> [About this exercise] All entries should be output exactly as they stand.

Data about app and page elements

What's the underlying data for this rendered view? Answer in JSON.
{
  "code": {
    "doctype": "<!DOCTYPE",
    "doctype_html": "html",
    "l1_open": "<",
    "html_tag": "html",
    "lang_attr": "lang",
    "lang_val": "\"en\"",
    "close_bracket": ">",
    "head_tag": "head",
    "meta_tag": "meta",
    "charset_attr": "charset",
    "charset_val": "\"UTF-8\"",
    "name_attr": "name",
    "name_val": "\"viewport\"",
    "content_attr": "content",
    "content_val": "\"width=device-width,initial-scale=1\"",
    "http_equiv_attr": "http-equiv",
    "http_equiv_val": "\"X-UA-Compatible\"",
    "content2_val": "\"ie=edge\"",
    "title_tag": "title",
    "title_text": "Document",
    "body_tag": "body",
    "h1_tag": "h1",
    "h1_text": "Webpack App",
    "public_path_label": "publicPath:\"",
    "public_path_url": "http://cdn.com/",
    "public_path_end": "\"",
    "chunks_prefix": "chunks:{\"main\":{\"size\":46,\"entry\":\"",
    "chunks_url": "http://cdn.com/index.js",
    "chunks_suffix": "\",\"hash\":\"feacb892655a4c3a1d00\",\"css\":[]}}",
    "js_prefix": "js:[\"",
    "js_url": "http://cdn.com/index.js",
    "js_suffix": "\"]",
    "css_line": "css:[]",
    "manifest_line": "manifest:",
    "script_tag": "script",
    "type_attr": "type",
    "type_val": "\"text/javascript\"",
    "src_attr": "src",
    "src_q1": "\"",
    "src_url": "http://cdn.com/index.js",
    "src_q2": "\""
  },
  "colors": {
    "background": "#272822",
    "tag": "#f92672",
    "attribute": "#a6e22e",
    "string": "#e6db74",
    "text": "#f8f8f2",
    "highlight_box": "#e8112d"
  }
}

> [Exercise result]
What's the underlying data for this rendered view? Answer in JSON.
{
  "code": {
    "doctype": "<!DOCTYPE",
    "doctype_html": "html",
    "l1_open": "<",
    "html_tag": "html",
    "lang_attr": "lang",
    "lang_val": "\"en\"",
    "close_bracket": ">",
    "head_tag": "head",
    "meta_tag": "meta",
    "charset_attr": "charset",
    "charset_val": "\"UTF-8\"",
    "name_attr": "name",
    "name_val": "\"viewport\"",
    "content_attr": "content",
    "content_val": "\"width=device-width,initial-scale=1\"",
    "http_equiv_attr": "http-equiv",
    "http_equiv_val": "\"X-UA-Compatible\"",
    "content2_val": "\"ie=edge\"",
    "title_tag": "title",
    "title_text": "Document",
    "body_tag": "body",
    "h1_tag": "h1",
    "h1_text": "Webpack App",
    "public_path_label": "publicPath:\"",
    "public_path_url": "http://cdn.com/",
    "public_path_end": "\"",
    "chunks_prefix": "chunks:{\"main\":{\"size\":46,\"entry\":\"",
    "chunks_url": "http://cdn.com/index.js",
    "chunks_suffix": "\",\"hash\":\"feacb892655a4c3a1d00\",\"css\":[]}}",
    "js_prefix": "js:[\"",
    "js_url": "http://cdn.com/index.js",
    "js_suffix": "\"]",
    "css_line": "css:[]",
    "manifest_line": "manifest:",
    "script_tag": "script",
    "type_attr": "type",
    "type_val": "\"text/javascript\"",
    "src_attr": "src",
    "src_q1": "\"",
    "src_url": "http://cdn.com/index.js",
    "src_q2": "\""
  },
  "colors": {
    "background": "#272822",
    "tag": "#f92672",
    "attribute": "#a6e22e",
    "string": "#e6db74",
    "text": "#f8f8f2",
    "highlight_box": "#e8112d"
  }
}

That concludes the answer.